**YOUR OBJECTIVE**
All of the data must be written out verbatim, with pictures excluded.
[[ PROVIDED RECORDS open ]]
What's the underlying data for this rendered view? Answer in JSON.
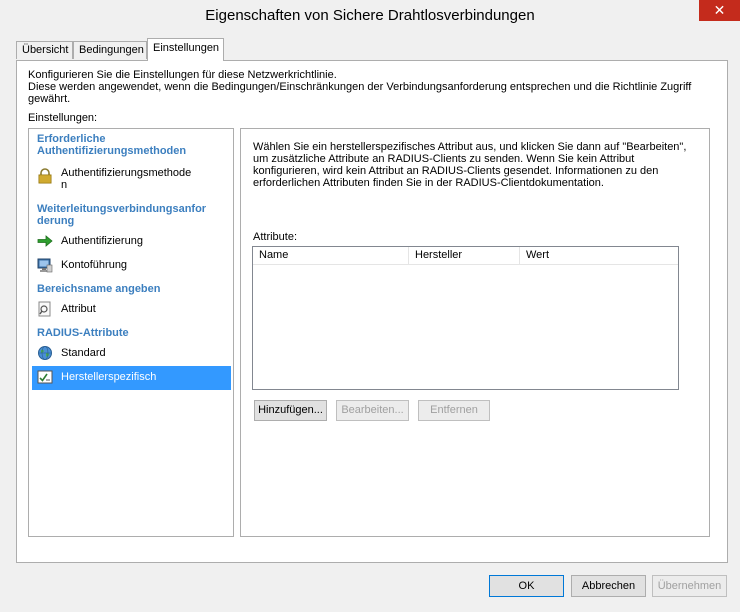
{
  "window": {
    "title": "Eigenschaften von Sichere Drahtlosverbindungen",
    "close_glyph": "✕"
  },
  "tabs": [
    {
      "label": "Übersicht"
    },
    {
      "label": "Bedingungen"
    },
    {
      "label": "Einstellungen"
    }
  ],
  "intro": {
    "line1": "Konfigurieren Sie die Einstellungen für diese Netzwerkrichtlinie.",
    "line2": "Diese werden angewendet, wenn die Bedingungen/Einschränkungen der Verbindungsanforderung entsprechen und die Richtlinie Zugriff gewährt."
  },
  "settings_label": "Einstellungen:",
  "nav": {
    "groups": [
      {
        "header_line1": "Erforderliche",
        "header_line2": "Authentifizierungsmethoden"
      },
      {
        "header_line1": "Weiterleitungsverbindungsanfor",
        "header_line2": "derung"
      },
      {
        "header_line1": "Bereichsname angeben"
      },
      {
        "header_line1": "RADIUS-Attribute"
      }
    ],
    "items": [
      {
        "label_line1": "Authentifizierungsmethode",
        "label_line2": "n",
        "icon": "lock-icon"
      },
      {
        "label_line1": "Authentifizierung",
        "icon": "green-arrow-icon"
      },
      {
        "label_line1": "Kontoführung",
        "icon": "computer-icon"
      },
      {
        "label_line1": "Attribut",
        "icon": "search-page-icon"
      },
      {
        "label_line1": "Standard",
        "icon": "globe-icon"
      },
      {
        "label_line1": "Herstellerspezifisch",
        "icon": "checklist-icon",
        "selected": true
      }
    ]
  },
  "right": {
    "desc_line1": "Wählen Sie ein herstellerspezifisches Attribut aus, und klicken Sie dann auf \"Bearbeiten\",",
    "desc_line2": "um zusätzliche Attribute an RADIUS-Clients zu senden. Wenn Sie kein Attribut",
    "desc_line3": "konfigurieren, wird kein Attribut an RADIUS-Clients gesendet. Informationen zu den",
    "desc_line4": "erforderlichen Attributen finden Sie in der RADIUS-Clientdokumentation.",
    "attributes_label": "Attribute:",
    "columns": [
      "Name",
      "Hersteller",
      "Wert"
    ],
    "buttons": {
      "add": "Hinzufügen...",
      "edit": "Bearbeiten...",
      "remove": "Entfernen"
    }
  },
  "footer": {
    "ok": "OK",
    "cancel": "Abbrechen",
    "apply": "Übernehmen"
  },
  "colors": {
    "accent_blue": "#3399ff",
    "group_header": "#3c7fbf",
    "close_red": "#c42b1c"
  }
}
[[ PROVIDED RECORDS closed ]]
**TASK RESULT**
What's the underlying data for this rendered view? Answer in JSON.
{
  "window": {
    "title": "Eigenschaften von Sichere Drahtlosverbindungen",
    "close_glyph": "✕"
  },
  "tabs": [
    {
      "label": "Übersicht"
    },
    {
      "label": "Bedingungen"
    },
    {
      "label": "Einstellungen"
    }
  ],
  "intro": {
    "line1": "Konfigurieren Sie die Einstellungen für diese Netzwerkrichtlinie.",
    "line2": "Diese werden angewendet, wenn die Bedingungen/Einschränkungen der Verbindungsanforderung entsprechen und die Richtlinie Zugriff gewährt."
  },
  "settings_label": "Einstellungen:",
  "nav": {
    "groups": [
      {
        "header_line1": "Erforderliche",
        "header_line2": "Authentifizierungsmethoden"
      },
      {
        "header_line1": "Weiterleitungsverbindungsanfor",
        "header_line2": "derung"
      },
      {
        "header_line1": "Bereichsname angeben"
      },
      {
        "header_line1": "RADIUS-Attribute"
      }
    ],
    "items": [
      {
        "label_line1": "Authentifizierungsmethode",
        "label_line2": "n",
        "icon": "lock-icon"
      },
      {
        "label_line1": "Authentifizierung",
        "icon": "green-arrow-icon"
      },
      {
        "label_line1": "Kontoführung",
        "icon": "computer-icon"
      },
      {
        "label_line1": "Attribut",
        "icon": "search-page-icon"
      },
      {
        "label_line1": "Standard",
        "icon": "globe-icon"
      },
      {
        "label_line1": "Herstellerspezifisch",
        "icon": "checklist-icon",
        "selected": true
      }
    ]
  },
  "right": {
    "desc_line1": "Wählen Sie ein herstellerspezifisches Attribut aus, und klicken Sie dann auf \"Bearbeiten\",",
    "desc_line2": "um zusätzliche Attribute an RADIUS-Clients zu senden. Wenn Sie kein Attribut",
    "desc_line3": "konfigurieren, wird kein Attribut an RADIUS-Clients gesendet. Informationen zu den",
    "desc_line4": "erforderlichen Attributen finden Sie in der RADIUS-Clientdokumentation.",
    "attributes_label": "Attribute:",
    "columns": [
      "Name",
      "Hersteller",
      "Wert"
    ],
    "buttons": {
      "add": "Hinzufügen...",
      "edit": "Bearbeiten...",
      "remove": "Entfernen"
    }
  },
  "footer": {
    "ok": "OK",
    "cancel": "Abbrechen",
    "apply": "Übernehmen"
  },
  "colors": {
    "accent_blue": "#3399ff",
    "group_header": "#3c7fbf",
    "close_red": "#c42b1c"
  }
}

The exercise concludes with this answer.